Behaviour profiling is another way in which location data can be used for targeted marketing. For example, a history of an individual's frequent travels, could warrant him viewing Ads on vacation packages even if he is not currently planning a vacation. This is the extent to which location data, coupled with other data sets on an individual, could easily create a whole picture of that individual.
What could be the compliance requirementsfor data fiduciaries?
Currently, the compliance requirements for data fiduciaries are not provided in the Indian context, under the PDP Bill. However, borrowing from the UK PECR (Privacy and Electronic Communications (EC Directive) Regulations 2003)16, which applies to security of public electronic communications services and privacy of users of electronic communications services, some of the possible compliance requirements for the Indian context would be:
- Processing of location data of a public electronic communications network or service user could only be allowed when it is not possible to identify such user from the data.17
- When processing of location data is done for a value-added service, i.e., services beyond what is necessary, then consent of the user should be required. Before seeking such consent, the user should be provided with data relating to the types of location data that will be processed, the purposes and duration of the processing of those data, and whether the data will be transmitted to a third party for the purpose of providing the value-added service.18
- Restrictions on processing location data should be disregarded any individual makes emergency calls to the police, fire station or ambulance services, or any such scenarios.19
In conclusion, it is evident that by including location data in personal data under the PDP Bill, there would be proper regulation and usage to protect all aspects of an individual's privacy.

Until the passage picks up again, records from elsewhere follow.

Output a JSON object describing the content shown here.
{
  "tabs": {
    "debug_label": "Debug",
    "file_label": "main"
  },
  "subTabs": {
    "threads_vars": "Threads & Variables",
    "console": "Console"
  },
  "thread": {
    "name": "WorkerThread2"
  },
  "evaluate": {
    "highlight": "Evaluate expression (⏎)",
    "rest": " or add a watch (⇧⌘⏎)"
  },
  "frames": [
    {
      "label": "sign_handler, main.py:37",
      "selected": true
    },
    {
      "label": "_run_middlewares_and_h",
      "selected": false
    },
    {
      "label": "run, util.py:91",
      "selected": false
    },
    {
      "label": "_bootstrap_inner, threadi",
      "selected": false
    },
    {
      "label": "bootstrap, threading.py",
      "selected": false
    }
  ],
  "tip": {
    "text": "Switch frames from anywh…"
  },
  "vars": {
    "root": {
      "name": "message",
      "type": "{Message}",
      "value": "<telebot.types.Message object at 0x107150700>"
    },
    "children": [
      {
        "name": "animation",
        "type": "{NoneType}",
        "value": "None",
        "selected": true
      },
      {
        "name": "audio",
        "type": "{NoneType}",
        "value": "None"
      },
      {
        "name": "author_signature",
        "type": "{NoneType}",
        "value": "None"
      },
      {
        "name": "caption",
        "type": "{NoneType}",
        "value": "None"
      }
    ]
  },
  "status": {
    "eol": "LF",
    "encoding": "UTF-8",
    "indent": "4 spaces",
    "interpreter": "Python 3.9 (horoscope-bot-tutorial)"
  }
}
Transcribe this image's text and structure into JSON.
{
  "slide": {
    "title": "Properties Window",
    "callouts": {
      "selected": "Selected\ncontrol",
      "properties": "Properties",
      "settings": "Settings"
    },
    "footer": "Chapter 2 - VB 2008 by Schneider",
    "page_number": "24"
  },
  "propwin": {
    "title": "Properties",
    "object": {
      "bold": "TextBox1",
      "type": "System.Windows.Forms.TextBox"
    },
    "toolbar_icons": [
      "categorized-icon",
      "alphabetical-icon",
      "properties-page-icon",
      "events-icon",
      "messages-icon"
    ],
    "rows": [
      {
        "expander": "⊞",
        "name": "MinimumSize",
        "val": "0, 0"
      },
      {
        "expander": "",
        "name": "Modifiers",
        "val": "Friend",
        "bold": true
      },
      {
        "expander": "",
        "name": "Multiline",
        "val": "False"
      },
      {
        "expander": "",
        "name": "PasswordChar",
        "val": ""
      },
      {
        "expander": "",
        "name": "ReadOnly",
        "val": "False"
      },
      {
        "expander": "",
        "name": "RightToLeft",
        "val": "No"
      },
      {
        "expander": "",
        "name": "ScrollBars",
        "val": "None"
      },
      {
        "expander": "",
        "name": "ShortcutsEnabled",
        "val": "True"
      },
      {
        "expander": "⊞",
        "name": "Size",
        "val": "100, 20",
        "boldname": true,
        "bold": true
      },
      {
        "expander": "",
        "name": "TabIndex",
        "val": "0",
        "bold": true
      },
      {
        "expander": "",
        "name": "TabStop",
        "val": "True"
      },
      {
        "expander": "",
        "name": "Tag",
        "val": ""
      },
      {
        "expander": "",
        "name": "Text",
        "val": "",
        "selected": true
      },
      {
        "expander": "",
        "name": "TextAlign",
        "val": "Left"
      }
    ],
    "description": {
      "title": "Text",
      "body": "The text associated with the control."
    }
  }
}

17 Reg. 14(2)
18 Reg. 14(3)
19 Reg. 16
Originally Published 29 September 2021
The content of this article is intended to provide a general guide to the subject matter. Specialist advice should be sought about your specific circumstances.